__TASK DETAILS__
Search the data for the string "name" and copy each line where it turns up.

Component data from apps and pages
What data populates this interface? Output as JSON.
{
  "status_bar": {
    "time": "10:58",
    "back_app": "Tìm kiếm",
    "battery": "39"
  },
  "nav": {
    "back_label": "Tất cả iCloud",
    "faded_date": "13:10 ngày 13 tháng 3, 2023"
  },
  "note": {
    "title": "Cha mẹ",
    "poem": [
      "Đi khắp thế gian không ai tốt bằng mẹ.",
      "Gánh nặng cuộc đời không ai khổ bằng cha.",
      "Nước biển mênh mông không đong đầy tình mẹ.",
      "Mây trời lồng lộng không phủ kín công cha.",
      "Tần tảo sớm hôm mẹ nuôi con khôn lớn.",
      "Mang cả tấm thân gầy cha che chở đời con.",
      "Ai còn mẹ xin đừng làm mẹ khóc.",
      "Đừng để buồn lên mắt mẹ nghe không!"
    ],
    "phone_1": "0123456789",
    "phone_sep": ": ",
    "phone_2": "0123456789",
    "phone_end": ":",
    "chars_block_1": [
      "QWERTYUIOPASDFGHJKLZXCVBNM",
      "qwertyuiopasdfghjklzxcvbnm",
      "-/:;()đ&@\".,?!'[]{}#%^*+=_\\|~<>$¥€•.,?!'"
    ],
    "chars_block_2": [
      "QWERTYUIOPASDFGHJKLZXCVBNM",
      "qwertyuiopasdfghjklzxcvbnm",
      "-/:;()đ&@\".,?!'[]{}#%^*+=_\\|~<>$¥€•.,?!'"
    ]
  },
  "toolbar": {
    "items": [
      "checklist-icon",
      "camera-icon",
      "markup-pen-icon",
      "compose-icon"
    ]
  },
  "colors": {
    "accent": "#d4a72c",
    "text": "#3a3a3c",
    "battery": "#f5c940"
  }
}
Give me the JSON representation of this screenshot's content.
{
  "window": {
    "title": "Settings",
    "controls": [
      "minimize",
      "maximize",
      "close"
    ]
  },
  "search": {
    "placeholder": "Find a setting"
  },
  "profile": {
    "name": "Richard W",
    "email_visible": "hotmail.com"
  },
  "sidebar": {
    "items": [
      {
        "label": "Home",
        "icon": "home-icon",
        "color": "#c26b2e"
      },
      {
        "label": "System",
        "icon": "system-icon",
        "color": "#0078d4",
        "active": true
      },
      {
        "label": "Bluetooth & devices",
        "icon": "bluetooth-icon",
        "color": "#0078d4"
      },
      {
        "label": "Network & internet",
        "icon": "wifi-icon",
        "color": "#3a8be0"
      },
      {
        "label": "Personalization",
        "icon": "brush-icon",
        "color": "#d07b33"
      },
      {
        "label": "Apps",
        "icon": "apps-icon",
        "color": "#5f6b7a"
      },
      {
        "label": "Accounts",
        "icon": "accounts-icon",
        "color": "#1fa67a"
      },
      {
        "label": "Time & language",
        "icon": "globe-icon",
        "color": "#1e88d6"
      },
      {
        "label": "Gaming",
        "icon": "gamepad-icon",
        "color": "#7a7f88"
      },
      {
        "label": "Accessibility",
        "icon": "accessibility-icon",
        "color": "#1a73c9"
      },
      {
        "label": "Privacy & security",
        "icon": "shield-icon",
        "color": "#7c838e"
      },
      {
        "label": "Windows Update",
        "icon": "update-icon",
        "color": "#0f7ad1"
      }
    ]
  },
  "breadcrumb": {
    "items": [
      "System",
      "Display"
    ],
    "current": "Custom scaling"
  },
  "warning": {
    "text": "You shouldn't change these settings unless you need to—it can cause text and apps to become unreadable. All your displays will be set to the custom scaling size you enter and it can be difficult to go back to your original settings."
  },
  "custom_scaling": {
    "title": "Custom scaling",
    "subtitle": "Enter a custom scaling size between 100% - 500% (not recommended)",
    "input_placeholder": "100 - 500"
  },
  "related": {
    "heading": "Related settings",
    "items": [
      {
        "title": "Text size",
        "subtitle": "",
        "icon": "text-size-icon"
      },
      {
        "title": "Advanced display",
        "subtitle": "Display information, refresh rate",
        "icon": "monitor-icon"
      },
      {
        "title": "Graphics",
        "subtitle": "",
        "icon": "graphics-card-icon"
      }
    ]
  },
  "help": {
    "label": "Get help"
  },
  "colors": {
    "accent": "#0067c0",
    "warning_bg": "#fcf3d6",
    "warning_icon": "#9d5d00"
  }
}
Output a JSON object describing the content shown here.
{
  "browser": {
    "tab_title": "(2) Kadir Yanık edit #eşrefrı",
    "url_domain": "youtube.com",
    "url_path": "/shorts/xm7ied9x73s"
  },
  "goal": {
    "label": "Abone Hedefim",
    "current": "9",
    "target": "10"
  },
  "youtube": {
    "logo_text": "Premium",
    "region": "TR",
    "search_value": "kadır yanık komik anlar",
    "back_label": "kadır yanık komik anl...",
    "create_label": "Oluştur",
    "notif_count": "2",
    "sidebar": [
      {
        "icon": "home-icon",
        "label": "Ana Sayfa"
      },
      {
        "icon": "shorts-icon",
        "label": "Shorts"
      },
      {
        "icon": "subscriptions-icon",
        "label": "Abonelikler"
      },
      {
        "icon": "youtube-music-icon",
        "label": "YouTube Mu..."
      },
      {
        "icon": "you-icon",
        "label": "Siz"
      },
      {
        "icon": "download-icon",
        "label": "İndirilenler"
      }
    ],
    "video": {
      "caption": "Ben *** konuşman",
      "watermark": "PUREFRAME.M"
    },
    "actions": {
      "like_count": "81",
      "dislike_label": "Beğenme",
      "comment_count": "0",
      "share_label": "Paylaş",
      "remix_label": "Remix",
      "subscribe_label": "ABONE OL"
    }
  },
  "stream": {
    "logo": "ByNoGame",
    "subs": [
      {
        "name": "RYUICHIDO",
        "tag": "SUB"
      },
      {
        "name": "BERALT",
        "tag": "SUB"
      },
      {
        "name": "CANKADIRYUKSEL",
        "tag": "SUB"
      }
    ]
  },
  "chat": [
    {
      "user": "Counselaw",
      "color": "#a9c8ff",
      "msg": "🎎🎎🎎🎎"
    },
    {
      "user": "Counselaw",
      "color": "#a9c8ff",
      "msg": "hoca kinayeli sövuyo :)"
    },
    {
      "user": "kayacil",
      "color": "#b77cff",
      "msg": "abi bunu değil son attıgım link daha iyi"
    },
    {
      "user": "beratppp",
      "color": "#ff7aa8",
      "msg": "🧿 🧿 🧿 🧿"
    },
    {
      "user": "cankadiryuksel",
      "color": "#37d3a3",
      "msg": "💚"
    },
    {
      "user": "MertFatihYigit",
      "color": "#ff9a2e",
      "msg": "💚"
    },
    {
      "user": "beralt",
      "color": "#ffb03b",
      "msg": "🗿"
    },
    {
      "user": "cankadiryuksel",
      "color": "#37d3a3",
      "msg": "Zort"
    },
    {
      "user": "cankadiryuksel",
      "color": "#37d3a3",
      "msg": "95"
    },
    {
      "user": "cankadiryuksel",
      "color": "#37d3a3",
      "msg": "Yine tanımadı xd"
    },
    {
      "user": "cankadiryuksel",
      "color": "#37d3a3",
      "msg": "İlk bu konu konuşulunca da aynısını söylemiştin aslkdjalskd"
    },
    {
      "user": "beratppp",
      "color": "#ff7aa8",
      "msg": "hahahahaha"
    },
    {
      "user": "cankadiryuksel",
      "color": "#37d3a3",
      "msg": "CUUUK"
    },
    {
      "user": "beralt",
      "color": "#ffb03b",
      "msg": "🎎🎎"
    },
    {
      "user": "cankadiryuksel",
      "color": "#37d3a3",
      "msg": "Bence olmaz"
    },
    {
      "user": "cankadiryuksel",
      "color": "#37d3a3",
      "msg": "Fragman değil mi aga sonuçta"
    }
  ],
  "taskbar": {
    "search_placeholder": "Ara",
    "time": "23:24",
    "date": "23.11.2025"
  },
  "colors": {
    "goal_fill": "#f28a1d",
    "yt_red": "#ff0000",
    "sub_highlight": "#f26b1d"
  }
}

__TASK SOLUTION__
    "name": "Richard W",
        "name": "RYUICHIDO",
        "name": "BERALT",
        "name": "CANKADIRYUKSEL",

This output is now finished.